Kristi Olberding/Distractify

The team at Distractify seriously had their game on when they came up with the concept of updating classic children’s books to make them more relevant for 2016. Reading to your child before they go to sleep has long been considered a great way to relax and bond with them, and there are so many classics to choose from in the canon. The nostalgia for those classics remains, even as latter generations begin to wonder what the original author or illustrator was thinking when they created their masterpiece.

A perfect example of this is Goodnight Moon, which is almost 70 years old now. I have given that book to so many of my girlfriends as part of their shower gift, and I received it from a cousin when I had my first baby. People love this book. And yet, in one epic blog post, one writer called out everything in Goodnight Moon’s bedroom that makes absolutely no sense to us now. It's one of many (OK, all) children's books that have been silently begging for a modern reimagining for years.

Margot Harris and Kristi Olberding took that mission on, and took it to a hilarious new level as they make classic kid books a bit more, umm, relatable. I mean, life, technology, how we interact, how we talk... It's all so different than it was when most of these books were originally written, but the messages are still important in these books. No need to throw out the relevant baby with the outdated bathwater, amirite?

'The Hungry Caterpillar'

Kristi Olberding/Distractify

I think we've all been in this caterpillar's place.

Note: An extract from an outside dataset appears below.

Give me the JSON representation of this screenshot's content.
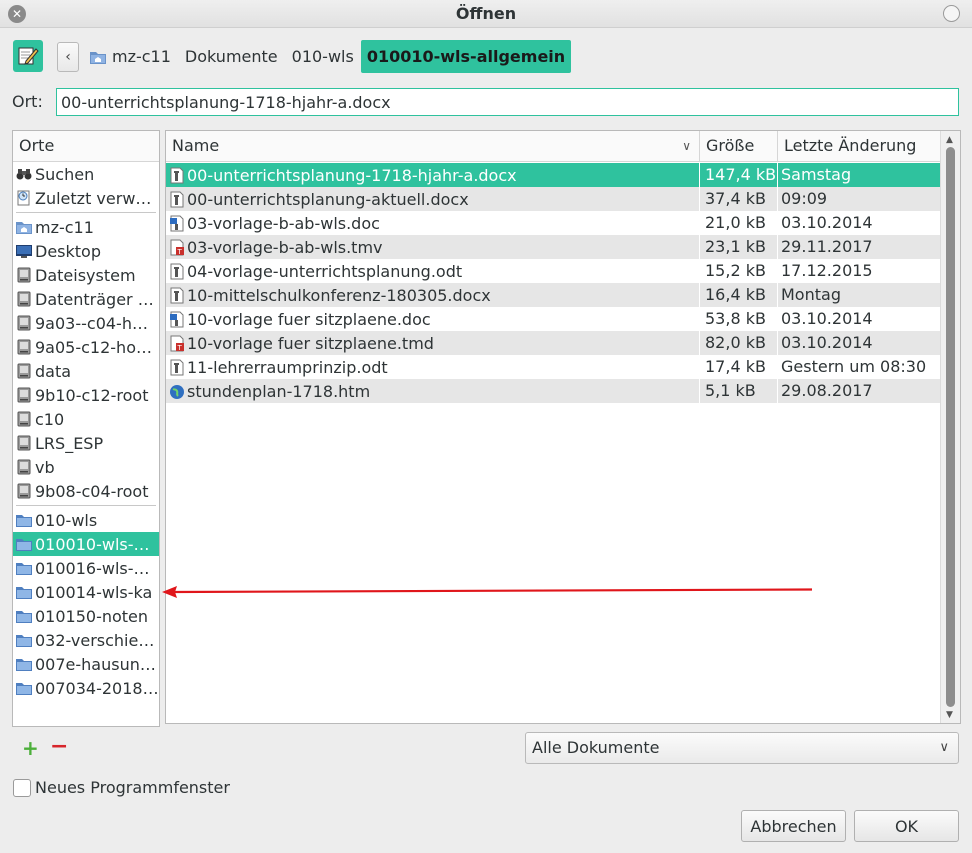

And if you're reading this to your kid, you've probably lost count of how many times they've been there too.

'Frog And Toad'

Kristi Olberding/Distractify

I don't even know where to start with this one. I love it so much.

'Oh, The Places You'll Go'

Kristi Olberding/Distractify

*sob because true*

'Are You There, God? It's Me, Margaret.'

Kristi Olberding/Distractify

Drunk texting: An important cautionary tale for the kiddos to learn. The earlier, the better.

'The Little Engine That Could'

Kristi Olberding/Distractify

I think the question here is: Will your children even? Will future generations be able to even at all? Only time will tell, guys. But at least we can give them a role model for the times when they cannot even, which might very well be all the damn time.

Images: Courtesy of Kristi Olberding/Distractify(5)